The Potter II, 2019. Terra cotta, porcelain, underglaze, china paint, lustre, brass, wood. 58 cm tall, 40 cm diameter base

The Potter II, 2019. Terra cotta, porcelain, underglaze, china paint, lustre, brass, wood. 58 cm tall, 40 cm diameter base

Small ceramic sculptures, like The Potter II, have historically been considered different from fine art. Shary Boyle continues and responds to a long history of women artists who are reclaiming and reimagining this type of art. In Outside the Palace of Me, Shary Boyle considers how we see ourselves and how other people see us. She asks questions about what we keep to ourselves and what we share with others. She explores identity and invites the viewer to look inside themselves.

About the Artist

Shary Boyle creates artwork in a variety of disciplines, including sculpture, drawing, and performance. She borrows themes and aesthetics from mythology, old technology, and folk art. Her work is often very detailed, inviting the viewer to take a closer look. Her art is about feminist, historical, and political subjects. Shary Boyle is very inclusive, and she often collaborates with other creative people.

Studio Activity

Make a clay pinch pot that represents you and your relationship with your family.

Materials:

  • Air-dry clay
  • Sculpting tools (craft sticks, ribbon tools, scrapers)
  • Newspaper or canvas to cover your work surface
  • Container or spray bottle of water
  • Sponges and water for cleaning

Step 1

Think about yourself in relation to your family, guardians, or friends. What moments or memories do you think of? What colours do you see?

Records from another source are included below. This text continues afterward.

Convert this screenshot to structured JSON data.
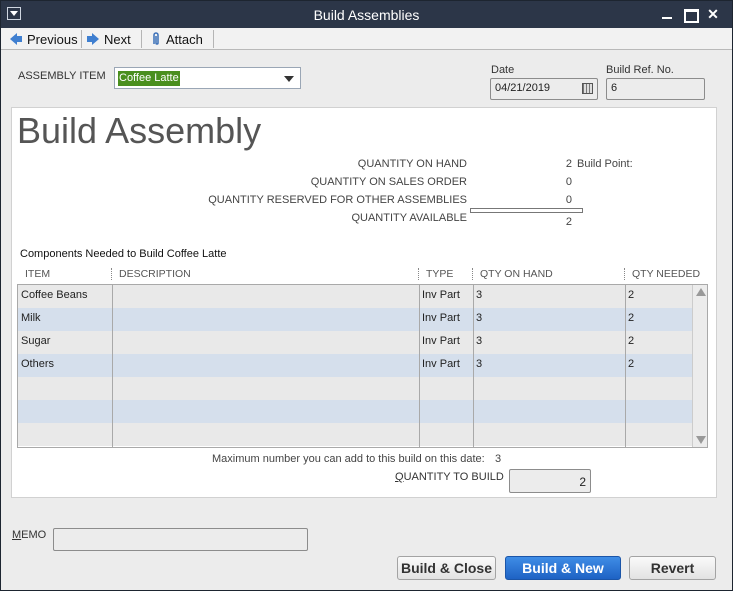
{
  "window": {
    "title": "Build Assemblies"
  },
  "toolbar": {
    "previous": "Previous",
    "next": "Next",
    "attach": "Attach"
  },
  "header": {
    "assembly_item_label": "ASSEMBLY ITEM",
    "assembly_item_value": "Coffee Latte",
    "date_label": "Date",
    "date_value": "04/21/2019",
    "ref_label": "Build Ref. No.",
    "ref_value": "6"
  },
  "main": {
    "title": "Build Assembly",
    "quantities": [
      {
        "label": "QUANTITY ON HAND",
        "value": "2"
      },
      {
        "label": "QUANTITY ON SALES ORDER",
        "value": "0"
      },
      {
        "label": "QUANTITY RESERVED FOR OTHER ASSEMBLIES",
        "value": "0"
      },
      {
        "label": "QUANTITY AVAILABLE",
        "value": "2"
      }
    ],
    "build_point": "Build Point:",
    "components_label": "Components Needed to Build  Coffee Latte"
  },
  "table": {
    "columns": [
      "ITEM",
      "DESCRIPTION",
      "TYPE",
      "QTY ON HAND",
      "QTY NEEDED"
    ],
    "rows": [
      {
        "item": "Coffee Beans",
        "description": "",
        "type": "Inv Part",
        "qty_on_hand": "3",
        "qty_needed": "2"
      },
      {
        "item": "Milk",
        "description": "",
        "type": "Inv Part",
        "qty_on_hand": "3",
        "qty_needed": "2"
      },
      {
        "item": "Sugar",
        "description": "",
        "type": "Inv Part",
        "qty_on_hand": "3",
        "qty_needed": "2"
      },
      {
        "item": "Others",
        "description": "",
        "type": "Inv Part",
        "qty_on_hand": "3",
        "qty_needed": "2"
      }
    ]
  },
  "footer": {
    "max_text": "Maximum number you can add to this build on this date:",
    "max_value": "3",
    "qty_to_build_label_first": "Q",
    "qty_to_build_label_rest": "UANTITY TO BUILD",
    "qty_to_build_value": "2",
    "memo_label_first": "M",
    "memo_label_rest": "EMO",
    "memo_value": ""
  },
  "buttons": {
    "build_close": "Build & Close",
    "build_new": "Build & New",
    "revert": "Revert"
  },
  "colors": {
    "accent": "#1e62c4",
    "titlebar": "#2c3648",
    "selection": "#4a8f1f",
    "row_alt": "#d5dfec"
  }
}
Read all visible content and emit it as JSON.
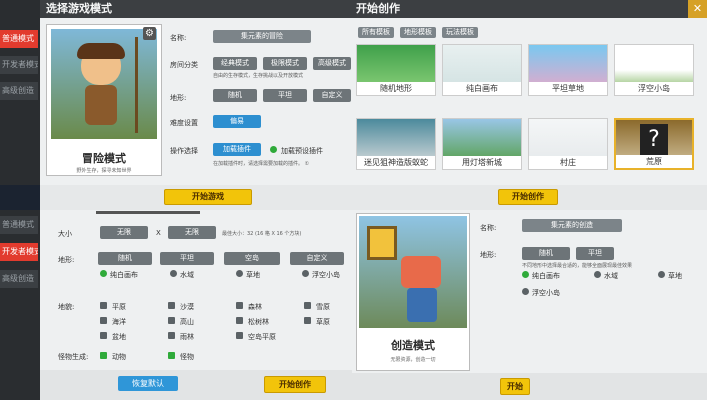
{
  "left_panel": {
    "title": "选择游戏模式",
    "sidebar": [
      "普通模式",
      "开发者模式",
      "高级创造"
    ],
    "card": {
      "title": "冒险模式",
      "subtitle": "野外生存，探寻未知世界"
    },
    "form": {
      "name_label": "名称:",
      "name_value": "集元素的冒险",
      "room_label": "房间分类",
      "room_options": [
        "经典模式",
        "极限模式",
        "高级模式"
      ],
      "room_hint": "自由的生存模式，生存挑战以及开放模式",
      "terrain_label": "地形:",
      "terrain_options": [
        "随机",
        "平坦",
        "自定义"
      ],
      "difficulty_label": "难度设置",
      "difficulty_value": "偏易",
      "op_label": "操作选择",
      "op_value": "加载插件",
      "preset_label": "加载预设插件",
      "op_hint": "在加载插件时，请选择需要加载的插件。 ①"
    },
    "start_button": "开始游戏"
  },
  "right_panel": {
    "title": "开始创作",
    "tabs": [
      "所有模板",
      "地形模板",
      "玩法模板"
    ],
    "templates": [
      {
        "label": "随机地形",
        "colors": [
          "#3fa04a",
          "#8fd27c"
        ]
      },
      {
        "label": "纯白画布",
        "colors": [
          "#e8f0f0",
          "#cfe0e0"
        ]
      },
      {
        "label": "平坦草地",
        "colors": [
          "#7ac8f0",
          "#f0a6c6"
        ]
      },
      {
        "label": "浮空小岛",
        "colors": [
          "#ffffff",
          "#6aa843"
        ]
      },
      {
        "label": "迷见狙神造版蚁蛇",
        "colors": [
          "#4c8a9c",
          "#e0e0e0"
        ]
      },
      {
        "label": "用灯塔新城",
        "colors": [
          "#99c6e6",
          "#4f9b3a"
        ]
      },
      {
        "label": "村庄",
        "colors": [
          "#f4f6f7",
          "#e4e8ea"
        ]
      },
      {
        "label": "荒原",
        "colors": [
          "#8b6a2c",
          "#d4c4a0"
        ]
      }
    ],
    "start_button": "开始创作"
  },
  "bottom_left": {
    "sidebar": [
      "普通模式",
      "开发者模式",
      "高级创造"
    ],
    "size_label": "大小",
    "size_w": "无限",
    "size_x": "X",
    "size_h": "无限",
    "size_hint": "最佳大小：32 (16 格 X 16 个方块)",
    "terrain_label": "地形:",
    "terrain_options": [
      "随机",
      "平坦",
      "空岛",
      "自定义"
    ],
    "biome_radios": [
      "纯白画布",
      "水域",
      "草地",
      "浮空小岛"
    ],
    "features_label": "地貌:",
    "features": [
      "平原",
      "沙漠",
      "森林",
      "雪原",
      "海洋",
      "高山",
      "松树林",
      "草原",
      "盆地",
      "雨林",
      "空岛平原"
    ],
    "creature_label": "怪物生成:",
    "creature_options": [
      "动物",
      "怪物"
    ],
    "reset_button": "恢复默认",
    "start_button": "开始创作"
  },
  "bottom_right": {
    "card": {
      "title": "创造模式",
      "subtitle": "无限资源，创造一切"
    },
    "name_label": "名称:",
    "name_value": "集元素的创造",
    "terrain_label": "地形:",
    "terrain_options": [
      "随机",
      "平坦"
    ],
    "terrain_hint": "不同地形中选择最合适的，能够全面展现最佳效果",
    "biome_radios": [
      "纯白画布",
      "水域",
      "草地",
      "浮空小岛"
    ],
    "start_button": "开始"
  }
}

What shapes or patterns come to mind?

Who will you give this pinch pot to? Do you want to keep it for yourself? Consider these things as you work.

Step 2

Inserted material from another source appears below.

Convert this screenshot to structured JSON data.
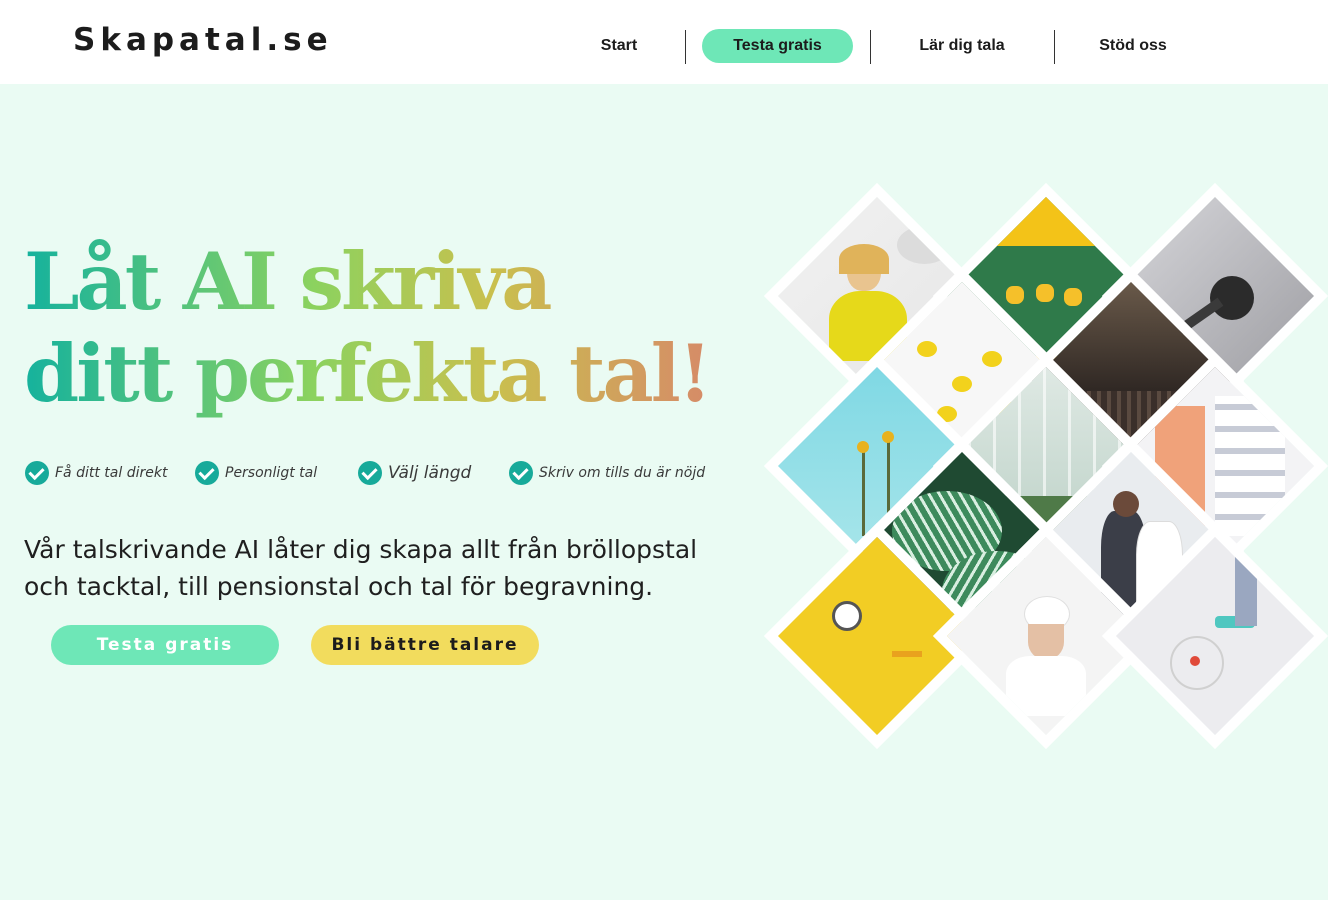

Take a chunk of clay about the size of your fist. Form it into a ball, making sure that it’s compressed and that there are no gaps inside.

Step 3

Take one thumb and push it into the centre of the ball. With your palms and fingers holding the ball, place both thumbs inside the hole you made. Using a pinching motion, form the walls of the pot.

Take your time. Make sure the walls don’t get too thin, especially at the base of the pot.

Aim for the walls of your pot to be about as thick as the width of your pinkie.

Tip! If your clay feels dry, wet the tip of your fingers or spray your hands with water. This will make it easier to work with the clay. But be careful! You don’t want to use too much water, or the clay will get too sticky, become too soft, and collapse.

Step 4

Now, you have a pot with even walls that can hold its shape. It’s time to get creative and remember the things we were thinking about in Step 1.

Using your sculpting tools, you can carve the surface of your pot. You can also make small changes to the shape of your pot. For example, you can turn the rim of your pot outward or inward.

Tip! If you want to add clay to your pot, make sure to score and slip! That’s when you use a tool to make shallow, criss-cross marks on the surfaces where the new clay and the pot will be connected (score). Then, you dip one finger in water and wet the surfaces where you made those marks (slip). After following these steps, you can add the new clay to your pot. Use your fingers to smooth the seams.

Step 5

Leave your pot to dry. Once it’s dry, you can paint your pot. You can also give your piece a title.

Things to Think About

  • What makes you unique? What makes us the same?
  • How do you see yourself? How do you think other people see you?
  • How can you represent yourself visually?